▶ **Problem description**: Below are the records; reproduce all of them exactly but without any images.

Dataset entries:
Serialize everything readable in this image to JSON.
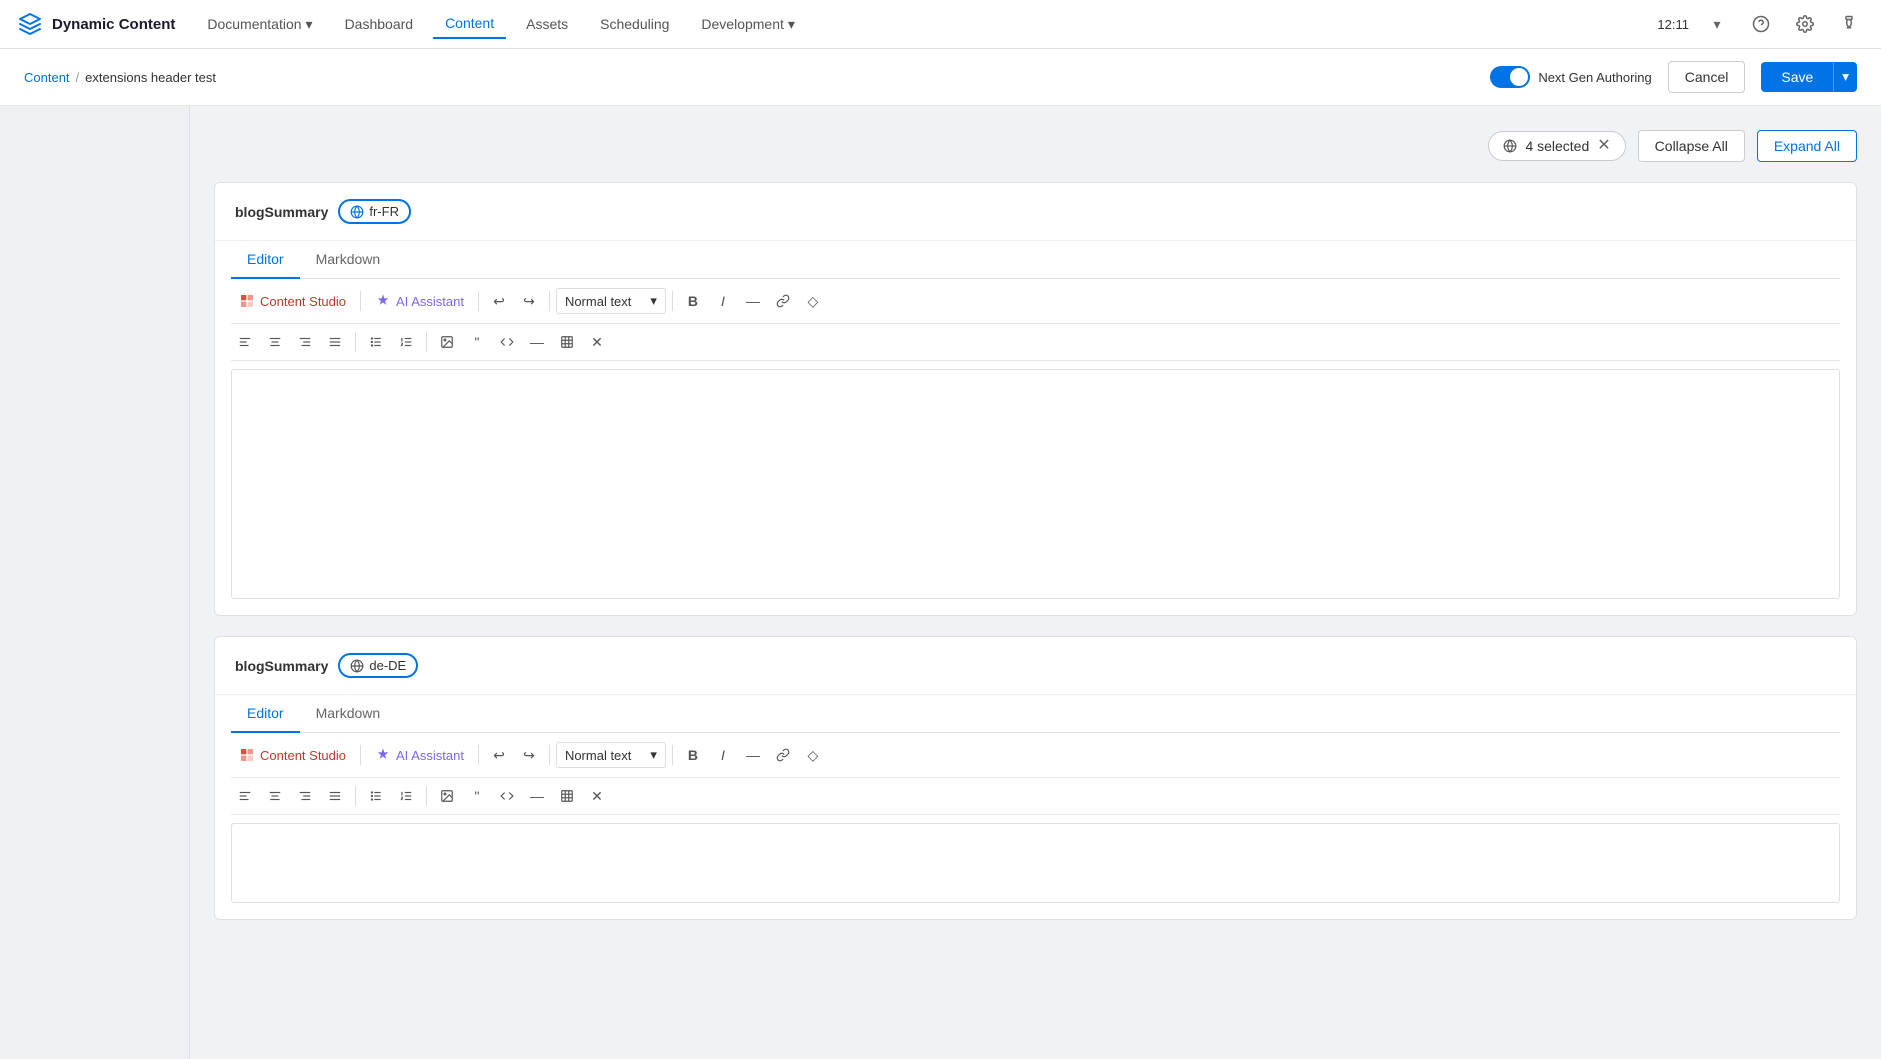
{
  "app": {
    "title": "Dynamic Content",
    "time": "12:11"
  },
  "nav": {
    "items": [
      {
        "label": "Documentation",
        "has_arrow": true,
        "active": false
      },
      {
        "label": "Dashboard",
        "has_arrow": false,
        "active": false
      },
      {
        "label": "Content",
        "has_arrow": false,
        "active": true
      },
      {
        "label": "Assets",
        "has_arrow": false,
        "active": false
      },
      {
        "label": "Scheduling",
        "has_arrow": false,
        "active": false
      },
      {
        "label": "Development",
        "has_arrow": true,
        "active": false
      }
    ]
  },
  "breadcrumb": {
    "root": "Content",
    "separator": "/",
    "current": "extensions header test"
  },
  "breadcrumb_right": {
    "toggle_label": "Next Gen Authoring",
    "cancel_label": "Cancel",
    "save_label": "Save"
  },
  "locale_bar": {
    "selected_count": "4 selected",
    "collapse_label": "Collapse All",
    "expand_label": "Expand All"
  },
  "fields": [
    {
      "name": "blogSummary",
      "locale": "fr-FR",
      "locale_highlighted": true,
      "tabs": [
        "Editor",
        "Markdown"
      ],
      "active_tab": "Editor",
      "toolbar": {
        "content_studio": "Content Studio",
        "ai_assistant": "AI Assistant",
        "text_format": "Normal text",
        "bold": "B",
        "italic": "I"
      }
    },
    {
      "name": "blogSummary",
      "locale": "de-DE",
      "locale_highlighted": false,
      "tabs": [
        "Editor",
        "Markdown"
      ],
      "active_tab": "Editor",
      "toolbar": {
        "content_studio": "Content Studio",
        "ai_assistant": "AI Assistant",
        "text_format": "Normal text",
        "bold": "B",
        "italic": "I"
      }
    }
  ]
}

▶ **Result of this task**:
Serialize everything readable in this image to JSON.
{
  "app": {
    "title": "Dynamic Content",
    "time": "12:11"
  },
  "nav": {
    "items": [
      {
        "label": "Documentation",
        "has_arrow": true,
        "active": false
      },
      {
        "label": "Dashboard",
        "has_arrow": false,
        "active": false
      },
      {
        "label": "Content",
        "has_arrow": false,
        "active": true
      },
      {
        "label": "Assets",
        "has_arrow": false,
        "active": false
      },
      {
        "label": "Scheduling",
        "has_arrow": false,
        "active": false
      },
      {
        "label": "Development",
        "has_arrow": true,
        "active": false
      }
    ]
  },
  "breadcrumb": {
    "root": "Content",
    "separator": "/",
    "current": "extensions header test"
  },
  "breadcrumb_right": {
    "toggle_label": "Next Gen Authoring",
    "cancel_label": "Cancel",
    "save_label": "Save"
  },
  "locale_bar": {
    "selected_count": "4 selected",
    "collapse_label": "Collapse All",
    "expand_label": "Expand All"
  },
  "fields": [
    {
      "name": "blogSummary",
      "locale": "fr-FR",
      "locale_highlighted": true,
      "tabs": [
        "Editor",
        "Markdown"
      ],
      "active_tab": "Editor",
      "toolbar": {
        "content_studio": "Content Studio",
        "ai_assistant": "AI Assistant",
        "text_format": "Normal text",
        "bold": "B",
        "italic": "I"
      }
    },
    {
      "name": "blogSummary",
      "locale": "de-DE",
      "locale_highlighted": false,
      "tabs": [
        "Editor",
        "Markdown"
      ],
      "active_tab": "Editor",
      "toolbar": {
        "content_studio": "Content Studio",
        "ai_assistant": "AI Assistant",
        "text_format": "Normal text",
        "bold": "B",
        "italic": "I"
      }
    }
  ]
}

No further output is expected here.